● PROBLEM TO WORK ON
Repeat the entries below word for word, though any picture in them should be dropped.

=== Section Start ===

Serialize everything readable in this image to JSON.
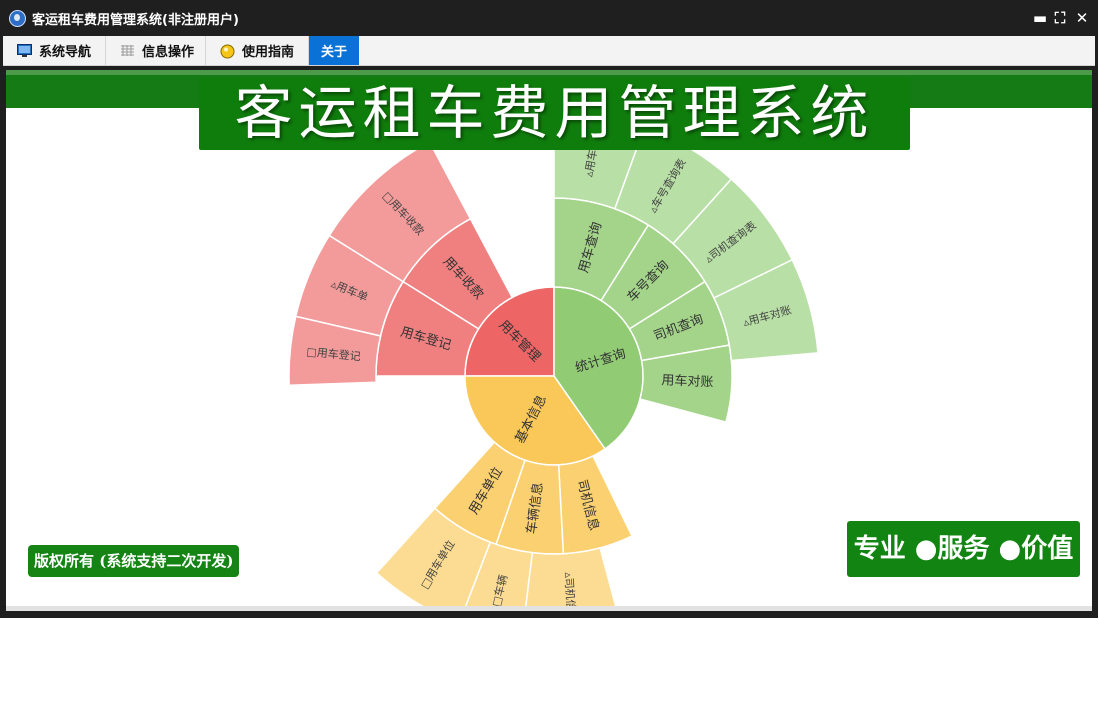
{
  "window": {
    "title": "客运租车费用管理系统(非注册用户)",
    "controls": [
      "▬",
      "⛶",
      "✕"
    ]
  },
  "menubar": {
    "tabs": [
      {
        "label": "系统导航",
        "icon": "monitor-icon",
        "active": false
      },
      {
        "label": "信息操作",
        "icon": "grid-icon",
        "active": false
      },
      {
        "label": "使用指南",
        "icon": "bulb-icon",
        "active": false
      },
      {
        "label": "关于",
        "icon": "",
        "active": true
      }
    ]
  },
  "banner": {
    "title": "客运租车费用管理系统"
  },
  "sunburst": {
    "center": [
      {
        "label": "用车管理",
        "color": "#ee6566"
      },
      {
        "label": "统计查询",
        "color": "#91cb74"
      },
      {
        "label": "基本信息",
        "color": "#fac858"
      }
    ],
    "ring1": [
      {
        "label": "用车收款",
        "parent": "用车管理"
      },
      {
        "label": "用车登记",
        "parent": "用车管理"
      },
      {
        "label": "用车查询",
        "parent": "统计查询"
      },
      {
        "label": "车号查询",
        "parent": "统计查询"
      },
      {
        "label": "司机查询",
        "parent": "统计查询"
      },
      {
        "label": "用车对账",
        "parent": "统计查询"
      },
      {
        "label": "司机信息",
        "parent": "基本信息"
      },
      {
        "label": "车辆信息",
        "parent": "基本信息"
      },
      {
        "label": "用车单位",
        "parent": "基本信息"
      }
    ],
    "ring2": [
      {
        "label": "□用车收款"
      },
      {
        "label": "▵用车单"
      },
      {
        "label": "□用车登记"
      },
      {
        "label": "▵用车查"
      },
      {
        "label": "▵车号查询表"
      },
      {
        "label": "▵司机查询表"
      },
      {
        "label": "▵用车对账"
      },
      {
        "label": "▵司机信息"
      },
      {
        "label": "□车辆"
      },
      {
        "label": "□用车单位"
      }
    ]
  },
  "footer": {
    "copyright": "版权所有 (系统支持二次开发)",
    "slogan": "专业 ●服务 ●价值"
  }
}
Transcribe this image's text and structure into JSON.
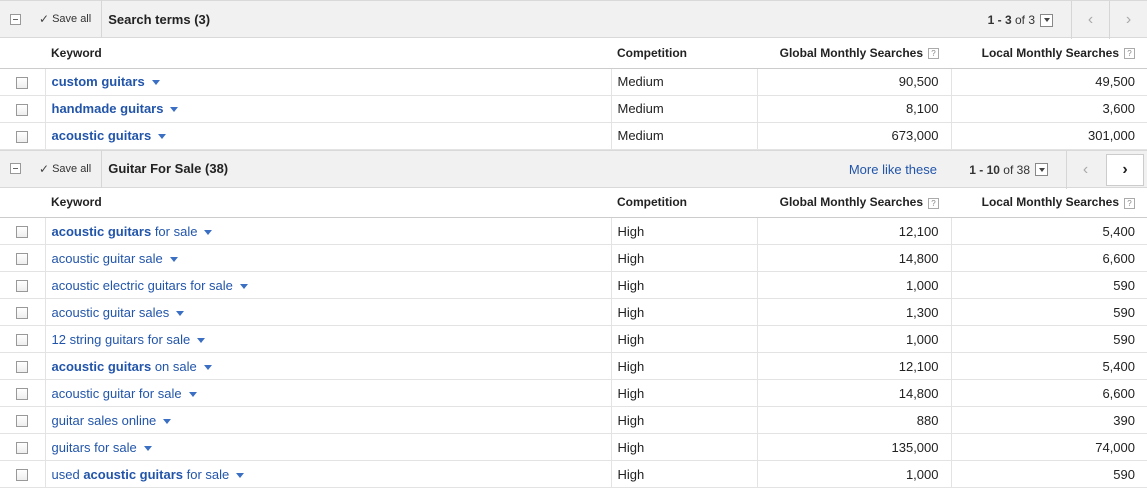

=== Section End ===

● SOLUTION TO THIS EXERCISE
Serialize everything readable in this image to JSON.
{
  "window": {
    "title": "客运租车费用管理系统(非注册用户)",
    "controls": [
      "▬",
      "⛶",
      "✕"
    ]
  },
  "menubar": {
    "tabs": [
      {
        "label": "系统导航",
        "icon": "monitor-icon",
        "active": false
      },
      {
        "label": "信息操作",
        "icon": "grid-icon",
        "active": false
      },
      {
        "label": "使用指南",
        "icon": "bulb-icon",
        "active": false
      },
      {
        "label": "关于",
        "icon": "",
        "active": true
      }
    ]
  },
  "banner": {
    "title": "客运租车费用管理系统"
  },
  "sunburst": {
    "center": [
      {
        "label": "用车管理",
        "color": "#ee6566"
      },
      {
        "label": "统计查询",
        "color": "#91cb74"
      },
      {
        "label": "基本信息",
        "color": "#fac858"
      }
    ],
    "ring1": [
      {
        "label": "用车收款",
        "parent": "用车管理"
      },
      {
        "label": "用车登记",
        "parent": "用车管理"
      },
      {
        "label": "用车查询",
        "parent": "统计查询"
      },
      {
        "label": "车号查询",
        "parent": "统计查询"
      },
      {
        "label": "司机查询",
        "parent": "统计查询"
      },
      {
        "label": "用车对账",
        "parent": "统计查询"
      },
      {
        "label": "司机信息",
        "parent": "基本信息"
      },
      {
        "label": "车辆信息",
        "parent": "基本信息"
      },
      {
        "label": "用车单位",
        "parent": "基本信息"
      }
    ],
    "ring2": [
      {
        "label": "□用车收款"
      },
      {
        "label": "▵用车单"
      },
      {
        "label": "□用车登记"
      },
      {
        "label": "▵用车查"
      },
      {
        "label": "▵车号查询表"
      },
      {
        "label": "▵司机查询表"
      },
      {
        "label": "▵用车对账"
      },
      {
        "label": "▵司机信息"
      },
      {
        "label": "□车辆"
      },
      {
        "label": "□用车单位"
      }
    ]
  },
  "footer": {
    "copyright": "版权所有 (系统支持二次开发)",
    "slogan": "专业 ●服务 ●价值"
  }
}
Transcribe this image's text and structure into JSON.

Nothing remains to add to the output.